The Department of Health and Home Office offensive has a budget of £3.5m across all media disciplines.
Kicking off in October, it aims to raise awareness of the dangers of excessive drinking, in terms of personal safety, criminal action and health.
‘Through media relations and partnership activity we want to raise awareness of the dangers of heavy drinking on a regular basis; we want people to realise what they are drinking. At the moment it is a confused picture,' said FH associate director Sarah Schofield.
The targets are 16 to 24-year-olds and the over-35s, who have been identified as the worst offenders in the Government's Alcohol Harm Reduction Strategy.
Alcohol-related health problems have soared, with the number of hospital admissions doubling in the past decade. One in five violent crimes takes place in or around a drinking venue, and 80 per cent of sexual attacks on women occur after the victim has been drinking, said Schofield.
‘It is possible to make a difference to people's attitudes. Smoking was once socially acceptable, but isn't any longer,' she added. The campaign will also feature advertising by United London.
FH's contract lasts until the end of next March, although the campaign will continue beyond that.

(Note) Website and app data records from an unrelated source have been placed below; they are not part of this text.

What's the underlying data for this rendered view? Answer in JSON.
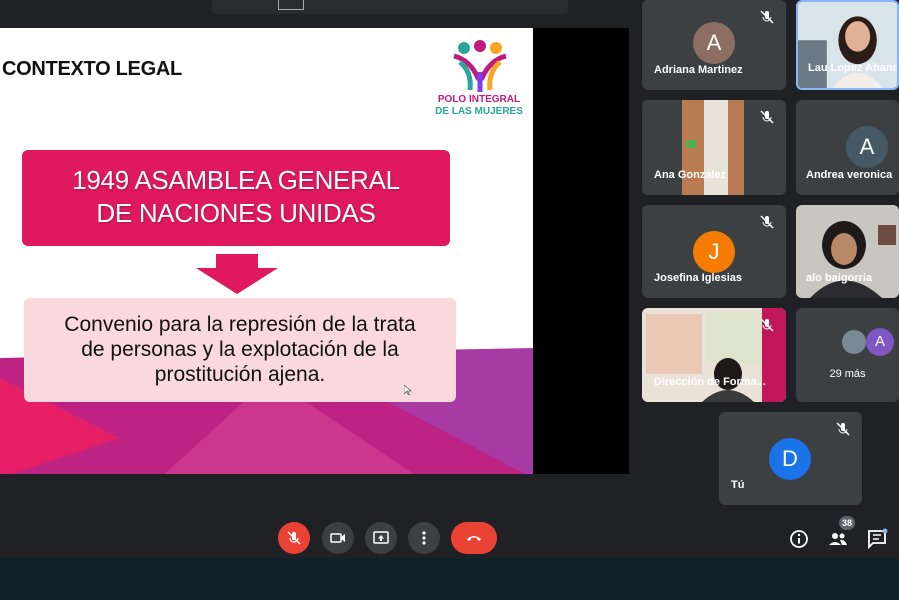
{
  "top_bar": {
    "text": ""
  },
  "slide": {
    "title": "CONTEXTO LEGAL",
    "logo_line1": "POLO INTEGRAL",
    "logo_line2": "DE LAS MUJERES",
    "headline_line1": "1949 ASAMBLEA GENERAL",
    "headline_line2": "DE NACIONES UNIDAS",
    "body_line1": "Convenio para la represión de la trata",
    "body_line2": "de personas y la explotación de la",
    "body_line3": "prostitución ajena."
  },
  "participants": [
    {
      "name": "Adriana Martinez",
      "initial": "A",
      "color": "#8d6e63"
    },
    {
      "name": "Lau Lopez Ahanc",
      "initial": "",
      "color": ""
    },
    {
      "name": "Ana Gonzalez",
      "initial": "",
      "color": ""
    },
    {
      "name": "Andrea veronica",
      "initial": "A",
      "color": "#455a64"
    },
    {
      "name": "Josefina Iglesias",
      "initial": "J",
      "color": "#f57c00"
    },
    {
      "name": "alo baigorria",
      "initial": "",
      "color": ""
    },
    {
      "name": "Dirección de Forma...",
      "initial": "",
      "color": ""
    },
    {
      "name": "29 más",
      "initial": "A",
      "color": "#7e57c2"
    },
    {
      "name": "Tú",
      "initial": "D",
      "color": "#1a73e8"
    }
  ],
  "controls": {
    "mic_icon": "mic-off-icon",
    "camera_icon": "camera-icon",
    "present_icon": "present-icon",
    "more_icon": "more-vert-icon",
    "hangup_icon": "hangup-icon",
    "info_icon": "info-icon",
    "people_icon": "people-icon",
    "people_count": "38",
    "chat_icon": "chat-icon"
  },
  "colors": {
    "accent_red": "#ea4335",
    "slide_magenta": "#e0195f",
    "bg": "#202124"
  }
}
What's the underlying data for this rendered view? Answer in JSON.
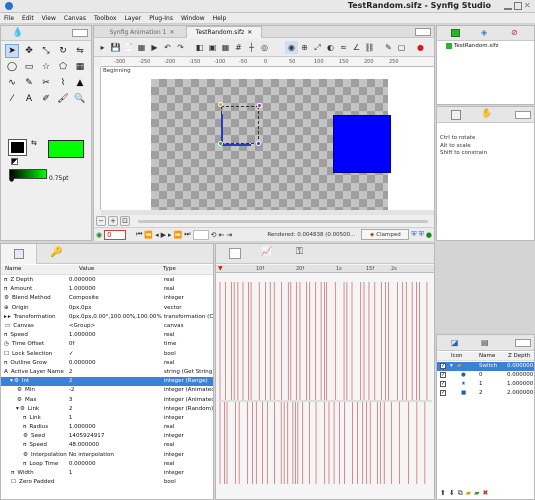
{
  "window": {
    "title": "TestRandom.sifz - Synfig Studio"
  },
  "menu": [
    "File",
    "Edit",
    "View",
    "Canvas",
    "Toolbox",
    "Layer",
    "Plug-Ins",
    "Window",
    "Help"
  ],
  "tabs": [
    {
      "label": "Synfig Animation 1"
    },
    {
      "label": "TestRandom.sifz"
    }
  ],
  "ruler": {
    "top_ticks": [
      "-300",
      "-250",
      "-200",
      "-150",
      "-100",
      "-50",
      "0",
      "50",
      "100",
      "150",
      "200",
      "250"
    ]
  },
  "canvas": {
    "keyframe_label": "Beginning",
    "blue_color": "#0000ff",
    "green_color": "#00e400"
  },
  "toolbox": {
    "outline_width": "0.75pt",
    "outline_color": "#000000",
    "fill_color": "#00ff00"
  },
  "canvas_footer": {
    "time": "0",
    "render_status": "Rendered: 0.004838 (0.00500...",
    "interp_label": "Clamped"
  },
  "library": {
    "file": "TestRandom.sifz"
  },
  "tool_options": {
    "lines": [
      "Ctrl to rotate",
      "Alt to scale",
      "Shift to constrain"
    ]
  },
  "params": {
    "headers": {
      "name": "Name",
      "value": "Value",
      "type": "Type"
    },
    "rows": [
      {
        "icon": "π",
        "name": "Z Depth",
        "value": "0.000000",
        "type": "real",
        "indent": 0
      },
      {
        "icon": "π",
        "name": "Amount",
        "value": "1.000000",
        "type": "real",
        "indent": 0
      },
      {
        "icon": "⚙",
        "name": "Blend Method",
        "value": "Composite",
        "type": "integer",
        "indent": 0
      },
      {
        "icon": "⊕",
        "name": "Origin",
        "value": "0px,0px",
        "type": "vector",
        "indent": 0
      },
      {
        "icon": "▸",
        "name": "Transformation",
        "value": "0px,0px,0.00°,100.00%,100.00%",
        "type": "transformation (Composite)",
        "indent": 0
      },
      {
        "icon": "▭",
        "name": "Canvas",
        "value": "<Group>",
        "type": "canvas",
        "indent": 0
      },
      {
        "icon": "π",
        "name": "Speed",
        "value": "1.000000",
        "type": "real",
        "indent": 0
      },
      {
        "icon": "◷",
        "name": "Time Offset",
        "value": "0f",
        "type": "time",
        "indent": 0
      },
      {
        "icon": "☐",
        "name": "Lock Selection",
        "value": "✓",
        "type": "bool",
        "indent": 0
      },
      {
        "icon": "π",
        "name": "Outline Grow",
        "value": "0.000000",
        "type": "real",
        "indent": 0
      },
      {
        "icon": "A",
        "name": "Active Layer Name",
        "value": "2",
        "type": "string (Get String)",
        "indent": 0
      },
      {
        "icon": "⚙",
        "name": "Int",
        "value": "2",
        "type": "integer (Range)",
        "indent": 1,
        "selected": true
      },
      {
        "icon": "⚙",
        "name": "Min",
        "value": "-2",
        "type": "integer (Animated)",
        "indent": 2
      },
      {
        "icon": "⚙",
        "name": "Max",
        "value": "3",
        "type": "integer (Animated)",
        "indent": 2
      },
      {
        "icon": "⚙",
        "name": "Link",
        "value": "2",
        "type": "integer (Random)",
        "indent": 2
      },
      {
        "icon": "π",
        "name": "Link",
        "value": "1",
        "type": "integer",
        "indent": 3
      },
      {
        "icon": "π",
        "name": "Radius",
        "value": "1.000000",
        "type": "real",
        "indent": 3
      },
      {
        "icon": "⚙",
        "name": "Seed",
        "value": "1405924917",
        "type": "integer",
        "indent": 3
      },
      {
        "icon": "π",
        "name": "Speed",
        "value": "48.000000",
        "type": "real",
        "indent": 3
      },
      {
        "icon": "⚙",
        "name": "Interpolation",
        "value": "No interpolation",
        "type": "integer",
        "indent": 3
      },
      {
        "icon": "π",
        "name": "Loop Time",
        "value": "0.000000",
        "type": "real",
        "indent": 3
      },
      {
        "icon": "π",
        "name": "Width",
        "value": "1",
        "type": "integer",
        "indent": 1
      },
      {
        "icon": "☐",
        "name": "Zero Padded",
        "value": "",
        "type": "bool",
        "indent": 1
      }
    ]
  },
  "timetrack": {
    "ruler_labels": [
      "10f",
      "20f",
      "1s",
      "15f",
      "2s"
    ]
  },
  "layers": {
    "headers": {
      "icon": "Icon",
      "name": "Name",
      "zdepth": "Z Depth"
    },
    "rows": [
      {
        "name": "Switch",
        "zdepth": "0.000000",
        "icon": "folder",
        "indent": 0,
        "selected": true
      },
      {
        "name": "0",
        "zdepth": "0.000000",
        "icon": "circle",
        "indent": 1
      },
      {
        "name": "1",
        "zdepth": "1.000000",
        "icon": "star",
        "indent": 1
      },
      {
        "name": "2",
        "zdepth": "2.000000",
        "icon": "square",
        "indent": 1
      }
    ]
  }
}
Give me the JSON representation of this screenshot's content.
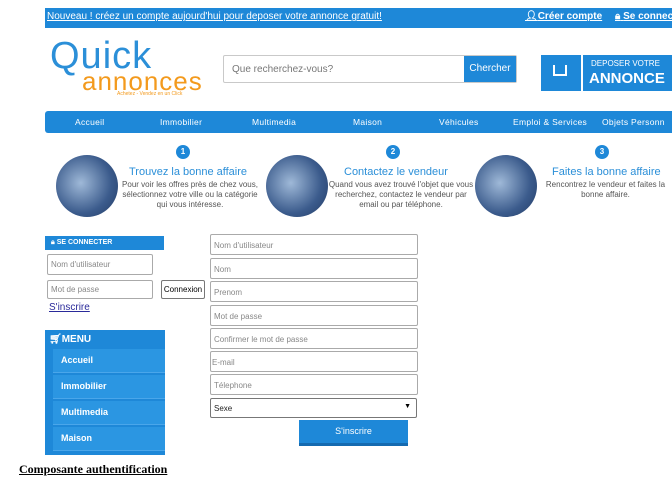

The hire racks up yet another flagship Government campaign for FH, adding to drug brief Frank, road safety account Think! and the anti-smoking drive.